All hail James Grant
If you didn't catch James Grant's piece in the Sunday New York Times, do yourself a favor and catch it now. Best part (among many):
What could account for the weakness of our credit markets? Why does the Fed feel the need to intervene at the drop of a market? The reasons have to do with an idea set firmly in place in the 1930s and expanded at every crisis up to the present. This is the notion that, while the risks inherent in the business of lending and borrowing should be finally borne by the public, the profits of that line of work should mainly accrue to the lenders and borrowers.
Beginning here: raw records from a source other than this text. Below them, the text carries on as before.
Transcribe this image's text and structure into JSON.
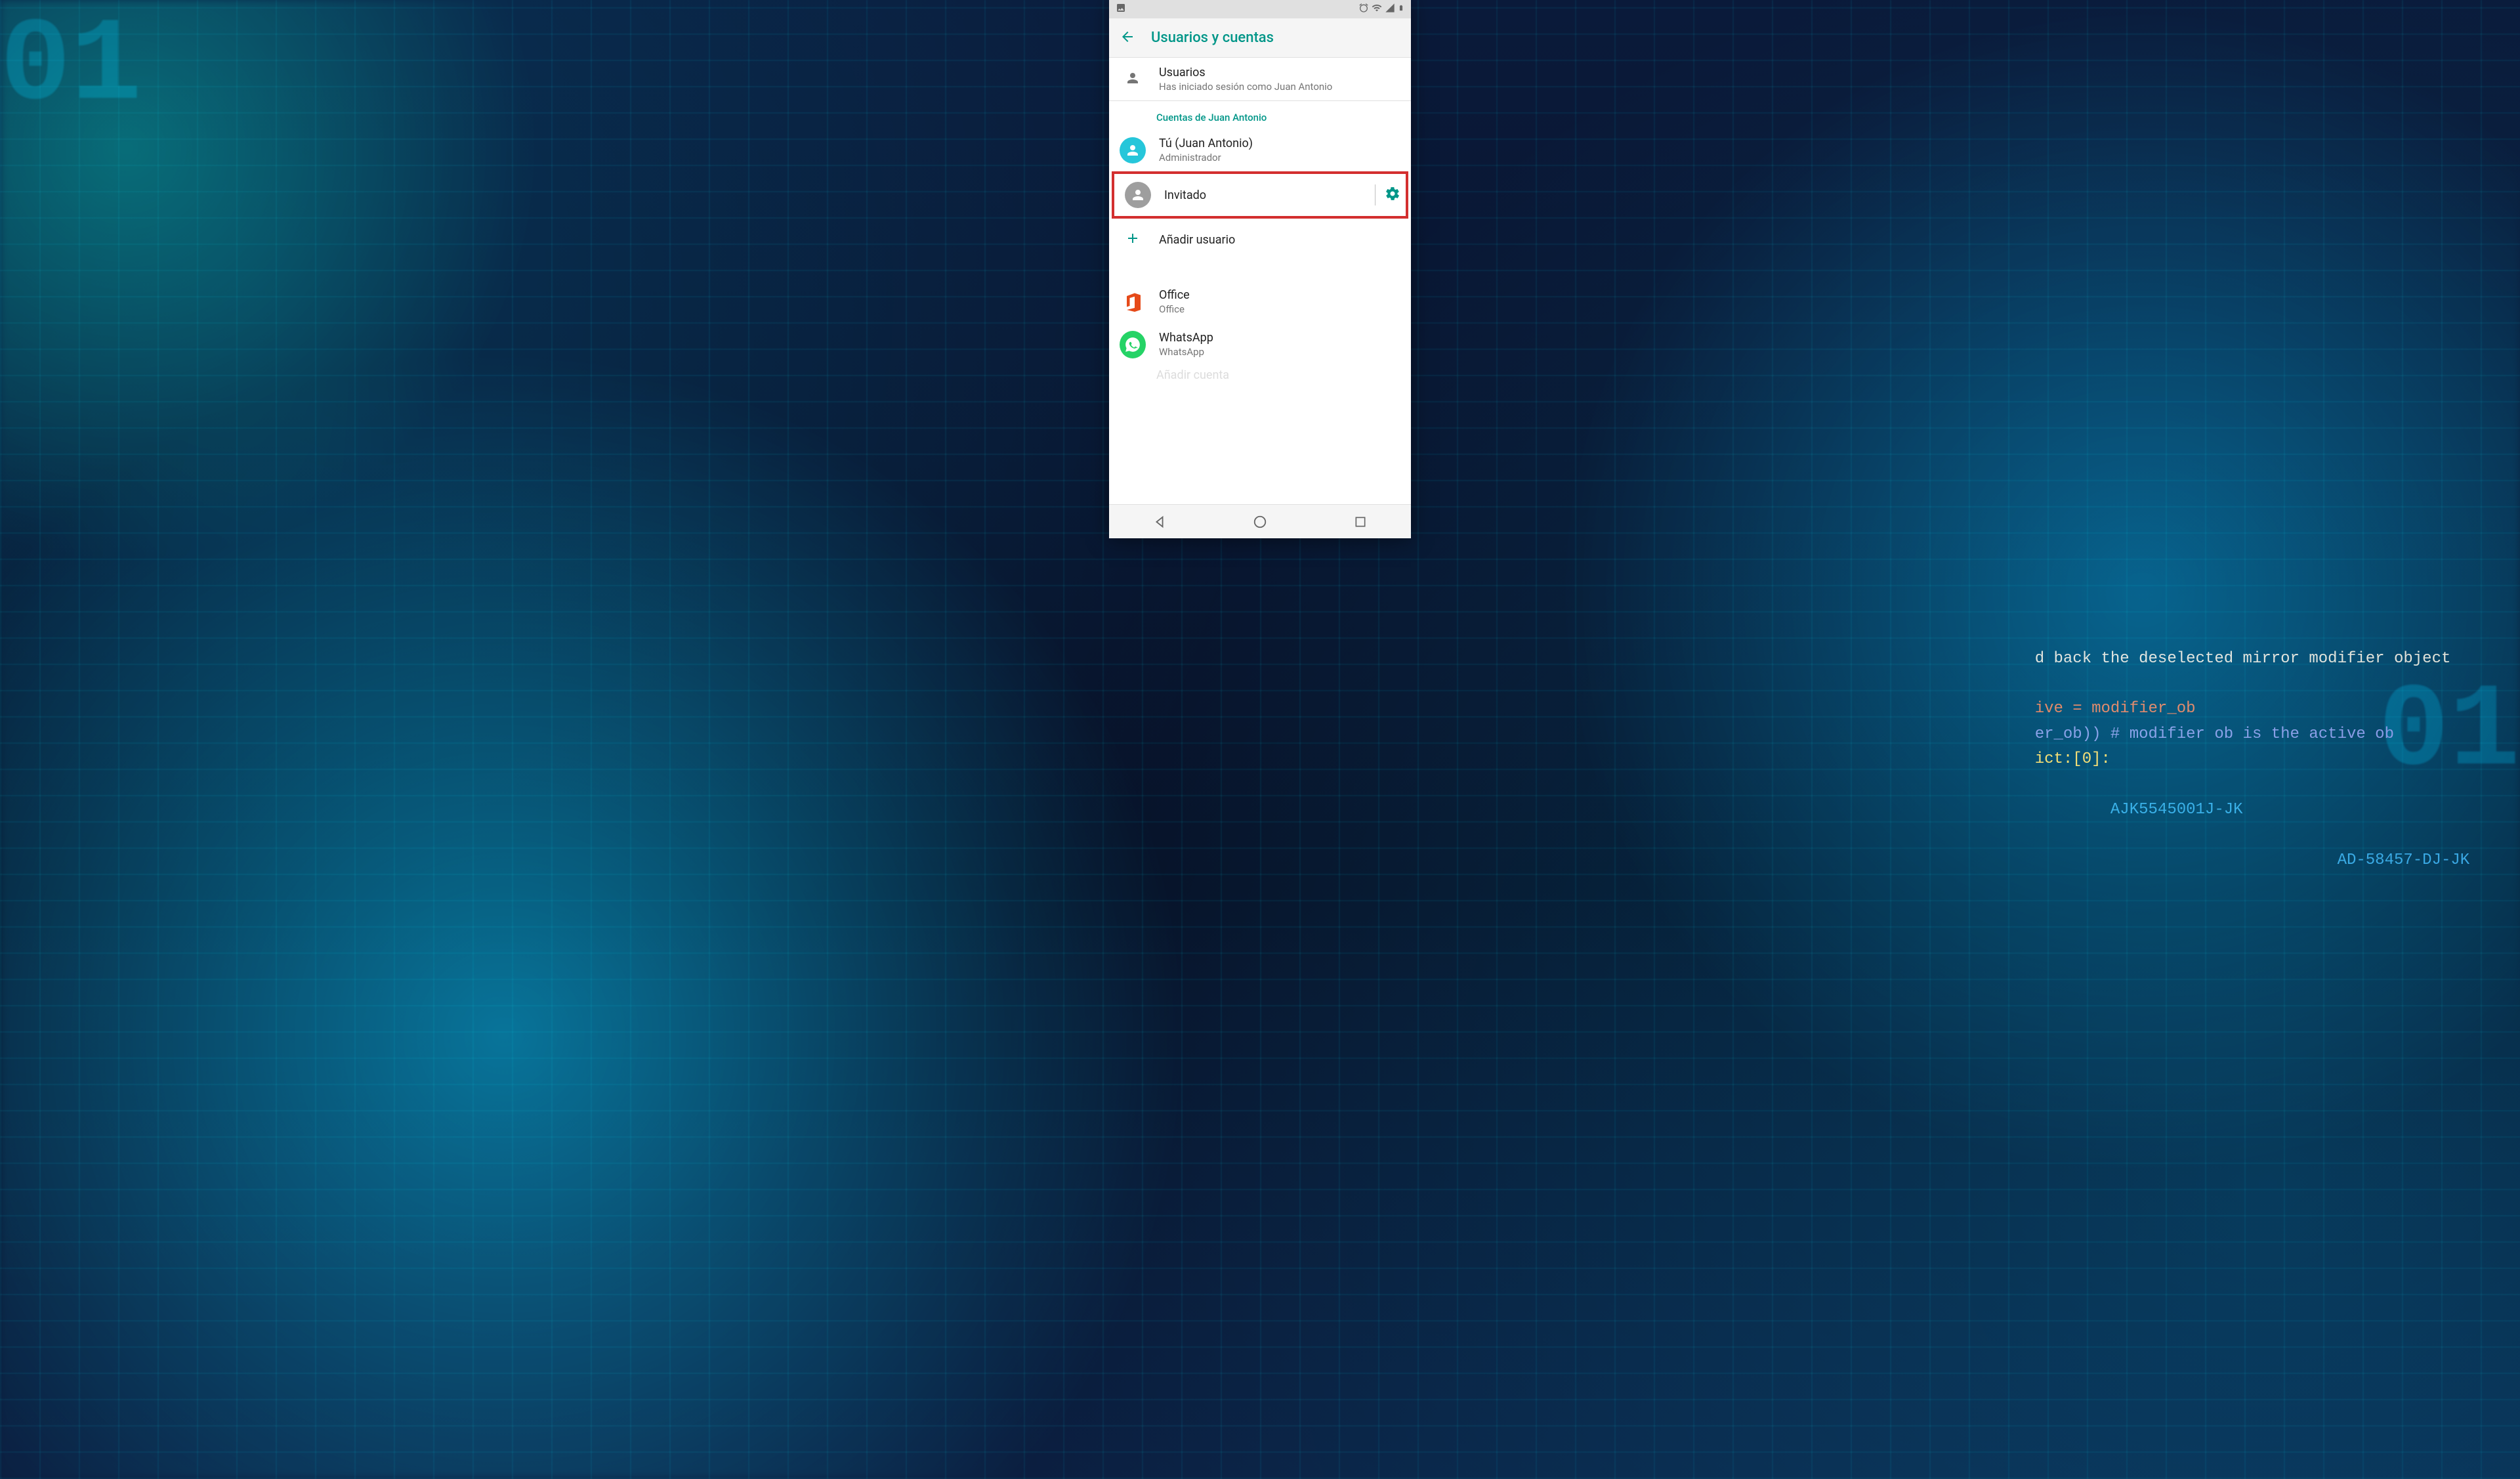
{
  "appbar": {
    "title": "Usuarios y cuentas"
  },
  "users_row": {
    "title": "Usuarios",
    "subtitle": "Has iniciado sesión como Juan Antonio"
  },
  "section_header": "Cuentas de Juan Antonio",
  "accounts": {
    "you": {
      "title": "Tú (Juan Antonio)",
      "subtitle": "Administrador"
    },
    "guest": {
      "title": "Invitado"
    },
    "add_user": {
      "title": "Añadir usuario"
    },
    "office": {
      "title": "Office",
      "subtitle": "Office"
    },
    "whatsapp": {
      "title": "WhatsApp",
      "subtitle": "WhatsApp"
    },
    "add_account_partial": "Añadir cuenta"
  },
  "bg_code": {
    "line1": "d back the deselected mirror modifier object",
    "line2": "ive = modifier_ob",
    "line3": "er_ob)) # modifier ob is the active ob",
    "line4": "ict:[0]:",
    "tag1": "AJK5545001J-JK",
    "tag2": "AD-58457-DJ-JK",
    "bignum_left": "01",
    "bignum_right": "01"
  }
}
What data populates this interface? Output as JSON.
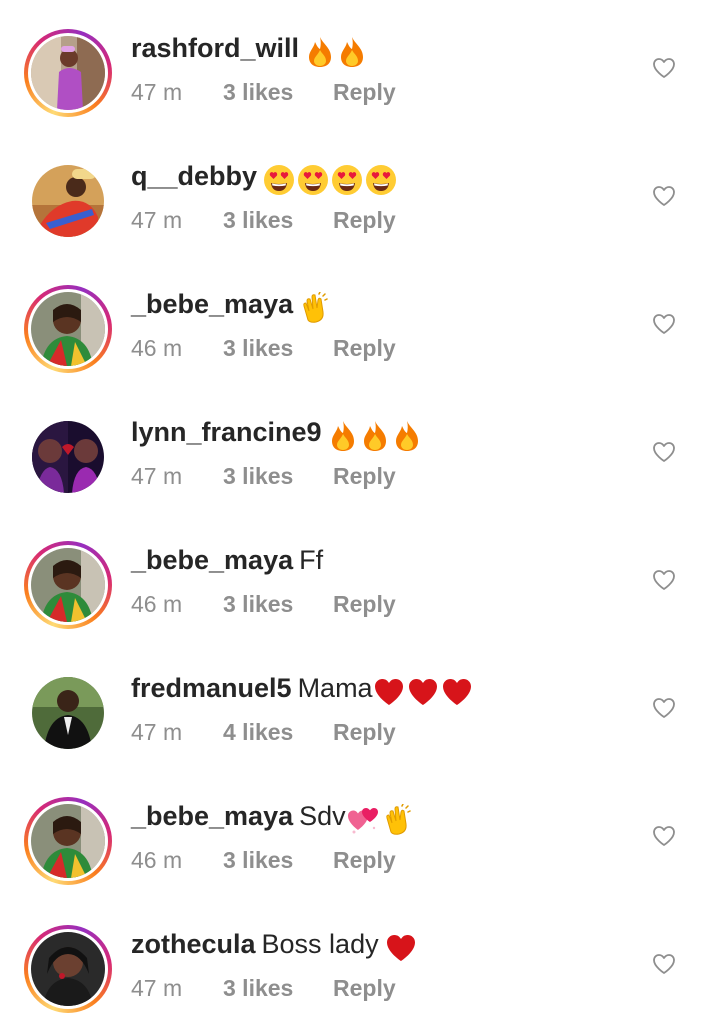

It has not been lost on our Wall Street titans that the government is the reliable first responder to scenes of financial distress, or that there will always be enough paper dollars to go around to assist the very largest financial institutions. In the aftermath of the failure of Long-Term Capital Management, the genius-directed hedge fund that came a cropper in 1998, the Fed — under Alan Greenspan — delivered three quick reductions in the federal funds rate. Thus fortified, lenders and borrowers, speculators and investors, resumed their manic buying of technology stocks. That bubble burst in March 2000.
Understandably, it’s only the selling kind of panic to which the government dispatches its rescue apparatus. Few object to riots on the upside. But bull markets, too, go to extremes. People get carried away, prices go too high and economic resources go where they shouldn’t. Bear markets are nature’s way of returning to the rule of reason.
It's a shame I should even have to recommend this article. It shouldn't be such a rarity. But such is the state of the establishment media in 2007.